  21. 21. Rhetorical AwarenessThe idea of rhetorical awareness for workplace writing includes the following concepts:• Workplace writing is persuasive. For example, when a writer composes a résumé, the persuasive goal is to get a job interview. Similarly, a report writer may need to persuade a client to take action to improve work conditions ensuring employee safety and timely production• Workplace writing, since its persuasive, must consider the rhetorical situation: – Purpose (why the document is being written, the goals of the document – Audience (who will read the document, includes shadow readers- unintended audiences who might read your work) – Stakeholders (who may be affected by the document or project) – Context (the background of and situation in which the document is created). Nevada State College Spring 2012 21

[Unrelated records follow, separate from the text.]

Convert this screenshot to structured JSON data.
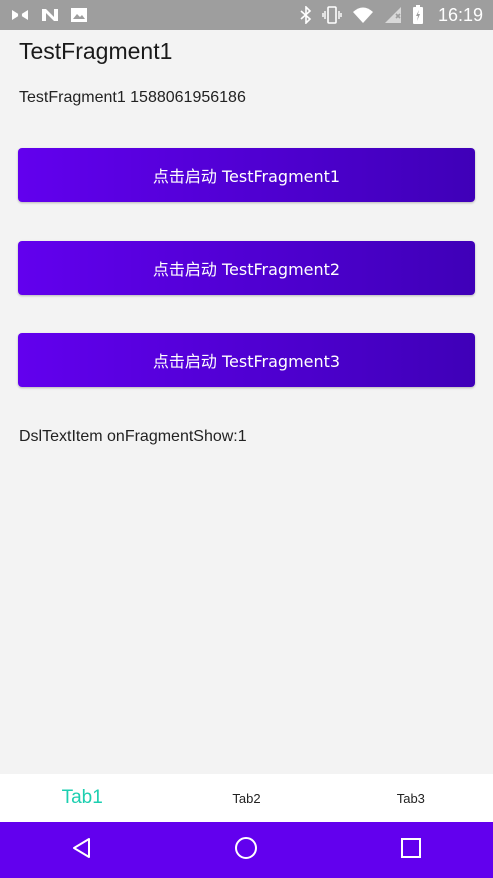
{
  "status_bar": {
    "time": "16:19",
    "left_icons": [
      "debug-icon",
      "n-icon",
      "image-icon"
    ],
    "right_icons": [
      "bluetooth-icon",
      "vibrate-icon",
      "wifi-icon",
      "no-sim-icon",
      "battery-icon"
    ]
  },
  "page": {
    "title": "TestFragment1",
    "info": "TestFragment1 1588061956186",
    "buttons": [
      {
        "label": "点击启动 TestFragment1"
      },
      {
        "label": "点击启动 TestFragment2"
      },
      {
        "label": "点击启动 TestFragment3"
      }
    ],
    "show_text": "DslTextItem onFragmentShow:1"
  },
  "tabs": [
    {
      "label": "Tab1",
      "active": true
    },
    {
      "label": "Tab2",
      "active": false
    },
    {
      "label": "Tab3",
      "active": false
    }
  ],
  "nav_bar": {
    "buttons": [
      "back-icon",
      "home-icon",
      "recents-icon"
    ]
  },
  "colors": {
    "accent_gradient_start": "#6200ee",
    "accent_gradient_end": "#3f00b8",
    "active_tab": "#1ccfb0",
    "nav_bar": "#6200ee",
    "status_bar": "#9e9e9e"
  }
}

  22. 22. User-Centered DesignThe idea of user-centered design includes the following concepts:• Always consider and think about your audience• Consider your readers based on: – their expectations. What information do your readers expect to get? What can be provided to your readers? – their characteristics. Who, specifically, is reading the work? Is the audience part of the decision making process? Will stakeholders read the work? Or is the audience a mixture of decision makers, stakeholders, and shadow readers? What organizational positions does the audience hold and how might this affect document expectations? – their goals. What are your readers planning to accomplish? What should be included in your documents so that your readers get the information they need? – their context. For what type of situation do the readers need this information?• Identify information readers will need and make that information easily accessible and understandable – User-centered documents must be usable, so consider how the Nevada State College Spring 2012 22
  23. 23. Additional Resources•••• State College Spring 2012 23
  24. 24. References Material has been adapted from UNLV career services and the online writing center at Purdue University.Nevada State College Spring 2012 24